- _TASK DIRECTIONS_: Only lines containing "desc" are wanted from the data below. Copy those lines.

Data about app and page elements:
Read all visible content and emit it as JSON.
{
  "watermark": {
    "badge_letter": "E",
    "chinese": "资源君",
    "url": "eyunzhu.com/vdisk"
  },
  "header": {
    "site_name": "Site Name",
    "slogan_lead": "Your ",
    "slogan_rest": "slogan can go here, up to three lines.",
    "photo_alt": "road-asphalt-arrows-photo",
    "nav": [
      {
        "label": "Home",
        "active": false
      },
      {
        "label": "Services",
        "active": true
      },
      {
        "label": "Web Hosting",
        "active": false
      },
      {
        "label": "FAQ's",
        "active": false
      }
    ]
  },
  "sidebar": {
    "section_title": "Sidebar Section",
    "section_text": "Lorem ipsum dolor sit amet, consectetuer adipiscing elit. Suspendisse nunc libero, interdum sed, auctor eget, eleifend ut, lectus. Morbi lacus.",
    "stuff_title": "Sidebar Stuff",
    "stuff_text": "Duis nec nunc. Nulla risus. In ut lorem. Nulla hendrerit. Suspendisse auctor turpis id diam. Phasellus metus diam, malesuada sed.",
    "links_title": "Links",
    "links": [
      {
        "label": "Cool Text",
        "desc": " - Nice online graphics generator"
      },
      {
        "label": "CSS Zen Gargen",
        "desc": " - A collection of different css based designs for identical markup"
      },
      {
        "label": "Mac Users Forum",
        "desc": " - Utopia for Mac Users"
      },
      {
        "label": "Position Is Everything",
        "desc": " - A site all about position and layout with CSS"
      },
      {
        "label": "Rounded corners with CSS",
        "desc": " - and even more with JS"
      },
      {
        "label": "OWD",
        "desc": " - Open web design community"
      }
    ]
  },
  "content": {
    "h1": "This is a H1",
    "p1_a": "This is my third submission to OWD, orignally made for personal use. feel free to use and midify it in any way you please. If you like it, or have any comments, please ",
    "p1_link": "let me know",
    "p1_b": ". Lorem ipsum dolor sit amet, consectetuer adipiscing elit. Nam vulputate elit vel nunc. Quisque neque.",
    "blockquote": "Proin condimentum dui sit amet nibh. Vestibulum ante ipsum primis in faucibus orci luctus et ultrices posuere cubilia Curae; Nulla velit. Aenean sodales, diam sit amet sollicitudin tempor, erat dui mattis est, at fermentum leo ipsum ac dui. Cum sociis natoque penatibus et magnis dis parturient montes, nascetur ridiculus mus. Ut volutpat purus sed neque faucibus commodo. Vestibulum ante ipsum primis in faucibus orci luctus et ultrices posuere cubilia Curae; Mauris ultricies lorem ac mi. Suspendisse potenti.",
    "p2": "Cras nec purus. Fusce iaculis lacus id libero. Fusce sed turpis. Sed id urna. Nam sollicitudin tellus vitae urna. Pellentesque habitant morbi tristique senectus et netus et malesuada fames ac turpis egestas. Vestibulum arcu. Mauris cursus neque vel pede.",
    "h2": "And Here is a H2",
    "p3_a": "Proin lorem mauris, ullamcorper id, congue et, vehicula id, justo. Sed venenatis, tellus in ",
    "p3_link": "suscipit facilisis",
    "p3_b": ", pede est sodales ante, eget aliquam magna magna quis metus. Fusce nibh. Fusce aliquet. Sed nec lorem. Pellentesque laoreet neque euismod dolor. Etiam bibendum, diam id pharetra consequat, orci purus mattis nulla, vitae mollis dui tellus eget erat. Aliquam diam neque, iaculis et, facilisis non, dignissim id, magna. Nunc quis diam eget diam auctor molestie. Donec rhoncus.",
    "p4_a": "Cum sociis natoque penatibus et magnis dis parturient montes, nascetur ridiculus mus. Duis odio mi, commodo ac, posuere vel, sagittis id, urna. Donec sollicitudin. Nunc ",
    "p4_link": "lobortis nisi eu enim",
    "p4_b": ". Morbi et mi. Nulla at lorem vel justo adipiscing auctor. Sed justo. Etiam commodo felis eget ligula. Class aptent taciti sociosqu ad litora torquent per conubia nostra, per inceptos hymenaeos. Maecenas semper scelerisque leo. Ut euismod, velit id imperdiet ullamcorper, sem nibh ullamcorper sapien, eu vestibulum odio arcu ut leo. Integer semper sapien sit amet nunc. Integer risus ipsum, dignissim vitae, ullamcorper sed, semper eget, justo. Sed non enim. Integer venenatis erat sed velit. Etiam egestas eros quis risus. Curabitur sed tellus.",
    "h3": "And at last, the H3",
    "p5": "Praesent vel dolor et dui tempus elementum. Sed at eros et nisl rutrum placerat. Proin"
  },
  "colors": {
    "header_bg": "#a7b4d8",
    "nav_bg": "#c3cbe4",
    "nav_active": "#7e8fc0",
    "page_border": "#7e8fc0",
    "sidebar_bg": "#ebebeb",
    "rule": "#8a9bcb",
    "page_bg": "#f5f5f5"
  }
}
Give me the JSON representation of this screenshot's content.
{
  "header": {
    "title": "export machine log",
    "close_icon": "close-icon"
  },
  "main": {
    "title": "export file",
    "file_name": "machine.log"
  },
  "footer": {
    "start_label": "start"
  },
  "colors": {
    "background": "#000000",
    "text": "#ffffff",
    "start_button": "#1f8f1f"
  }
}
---
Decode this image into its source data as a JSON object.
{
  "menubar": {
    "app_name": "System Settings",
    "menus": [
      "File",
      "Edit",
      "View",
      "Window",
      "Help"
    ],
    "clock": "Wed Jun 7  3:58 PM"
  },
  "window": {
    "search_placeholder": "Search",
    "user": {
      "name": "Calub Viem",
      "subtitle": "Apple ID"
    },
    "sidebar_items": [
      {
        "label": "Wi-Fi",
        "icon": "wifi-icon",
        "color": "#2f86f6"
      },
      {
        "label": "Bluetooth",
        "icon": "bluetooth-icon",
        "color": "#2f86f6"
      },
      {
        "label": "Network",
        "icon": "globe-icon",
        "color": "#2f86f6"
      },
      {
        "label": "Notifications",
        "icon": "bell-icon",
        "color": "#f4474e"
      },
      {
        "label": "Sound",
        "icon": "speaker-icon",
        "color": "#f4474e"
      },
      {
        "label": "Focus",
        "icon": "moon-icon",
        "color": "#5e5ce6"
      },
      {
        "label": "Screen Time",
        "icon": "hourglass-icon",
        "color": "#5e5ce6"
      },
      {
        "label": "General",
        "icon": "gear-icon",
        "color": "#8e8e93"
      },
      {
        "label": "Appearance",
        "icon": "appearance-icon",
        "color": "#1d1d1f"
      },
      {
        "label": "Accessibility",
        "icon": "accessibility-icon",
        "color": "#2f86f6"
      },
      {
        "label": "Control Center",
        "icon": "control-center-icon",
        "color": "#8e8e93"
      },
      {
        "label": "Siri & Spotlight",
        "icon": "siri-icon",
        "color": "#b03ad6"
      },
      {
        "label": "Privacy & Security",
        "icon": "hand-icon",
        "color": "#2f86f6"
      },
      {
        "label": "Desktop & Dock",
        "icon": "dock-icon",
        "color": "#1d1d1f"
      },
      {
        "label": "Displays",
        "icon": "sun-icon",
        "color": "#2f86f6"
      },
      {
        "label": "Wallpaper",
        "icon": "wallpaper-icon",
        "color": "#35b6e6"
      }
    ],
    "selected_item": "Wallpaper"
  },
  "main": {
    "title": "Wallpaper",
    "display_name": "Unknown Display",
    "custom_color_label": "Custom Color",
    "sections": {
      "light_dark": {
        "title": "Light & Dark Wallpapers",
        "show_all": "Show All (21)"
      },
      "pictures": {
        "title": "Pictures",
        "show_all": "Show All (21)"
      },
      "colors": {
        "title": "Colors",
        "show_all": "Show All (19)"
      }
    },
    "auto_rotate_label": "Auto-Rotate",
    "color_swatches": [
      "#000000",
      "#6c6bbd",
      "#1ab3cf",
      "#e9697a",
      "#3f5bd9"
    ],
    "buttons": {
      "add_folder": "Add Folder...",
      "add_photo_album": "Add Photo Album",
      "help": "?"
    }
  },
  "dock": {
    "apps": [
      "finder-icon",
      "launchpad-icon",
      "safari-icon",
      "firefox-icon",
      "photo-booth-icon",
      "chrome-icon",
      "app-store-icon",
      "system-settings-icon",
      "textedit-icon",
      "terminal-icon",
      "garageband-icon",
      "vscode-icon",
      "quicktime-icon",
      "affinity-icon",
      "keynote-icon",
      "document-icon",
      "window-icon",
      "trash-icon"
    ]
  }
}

- _REPLY TO THE EXERCISE_:
        "desc": " - Nice online graphics generator"
        "desc": " - A collection of different css based designs for identical markup"
        "desc": " - Utopia for Mac Users"
        "desc": " - A site all about position and layout with CSS"
        "desc": " - and even more with JS"
        "desc": " - Open web design community"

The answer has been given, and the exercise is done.